Update: 6 May 2015: The figures in the table of this news story are likely to have changed since the time of writing, so see our Cheap Travel Money guide for the best ways to spend abroad, and use our Travel Money Max tool to compare rates and try to maximize your cash. Also, see Martin's Will the election hit the pound? It's at €1.39, so should I buy now? editorial comment.

Travellers' cheques are slowly dying a death but given how much they cost, consumers should confine them firmly to the grave.

MoneySavingExpert.com research reveals travellers' cheques often offer among the worst possible value on holiday money. See our Travel Credit Card guide for the best cards to use abroad.

In contrast, the top plastic or right bureau de change gives you far more euros, dollars or yen to your pound.

Travellers' cheques have faded in popularity over recent years, with some major currency firms no longer stocking them, yet they are still an option for many travellers.

However, our research shows you can get €97 more per £1,000 using the top credit card for spending overseas compared with using travellers' cheques. This is because the exchange rate on cheques is often poor, while they come with high fees.

The top specialist overseas cards come with near-perfect exchange rates and no fees for purchases.

These findings come in the week UK holidaymakers travelling to eurozone countries are getting the best value for their pounds in three-and-a-half years amid the continuing financial crisis.

Expensive travellers' cheques

To show the poor value travellers' cheques often give, we compared those issued by banking giants Lloyds TSB and HSBC against making purchases on the best value specialist overseas credit card, the Halifax Clarity card, to show many euros you'd get for your pound in Spain after all fees.

We also included the best deal on cash via our TravelMoneyMax.com (TMM) online currency comparison tool. And to show just how expensive travellers' cheques are we also included one of the most expensive forms of plastic to use overseas, the Halifax debit card, which still offers better value than cheques on a single purchase (though it will be expensive on multiple purchases given it charges £1.50 per transaction).

Here are the results:

Euros you'll get with travellers' cheques vs...

Halifax Clarity card Halifax debit card Top TMM rate Lloyds TSB HSBC
Plastic (i) Cash Euro travellers' cheques (ii)
Comparisons on 3 May, 12 noon, all fees factored in. (i) Assumes purchase, not withdrawal. (ii) Assumes bought in branch, includes fee charged by Santander in Spain to exchange into cash.

You will pay more on plastic to withdraw cash though the fees on the best cards are still unlikely to come close to those on travellers' cheques.

Some like travellers' cheques for their security as, if you lose them or they're stolen, you can often get a full refund.
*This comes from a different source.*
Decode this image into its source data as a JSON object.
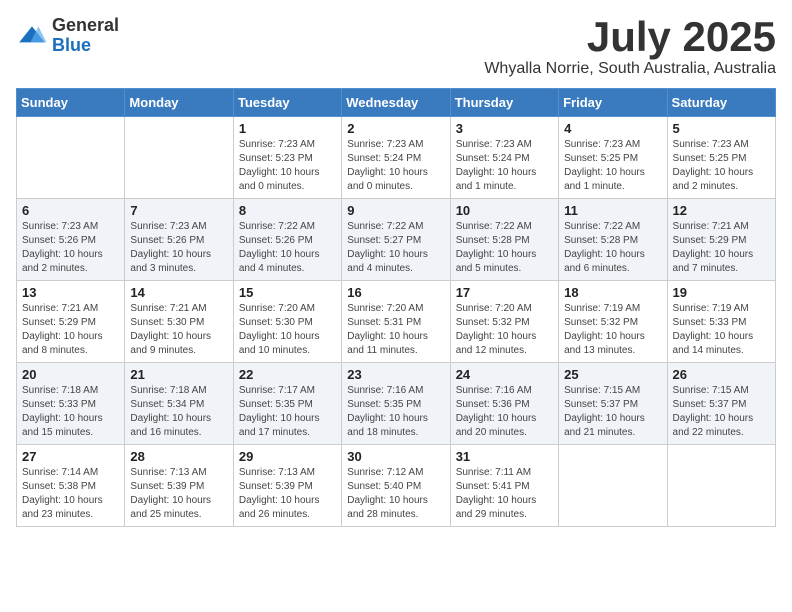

In contrast, lost cash isn't always covered on travel insurance.

However, if your credit or debit card is lost or stolen you can cancel it, and you're likely to be refunded for any fraudulent activity.

Alana Fitzpatrick, MoneySavingExpert.com money analyst, says: "It's clear that travellers' cheques are expensive. Choosing one of the few best buy credit cards can save you serious cash when spending abroad. Be careful, though, as different cards' fees vary and some have horrible charges.

"Many people think travellers' cheques are the safe option for carrying currency, but cards are also secure."

The pound has risen against the euro to levels not seen since autumn 2008. At 4pm yesterday you could get €1.24 to the pound on the money markets and €1.22 as a tourist.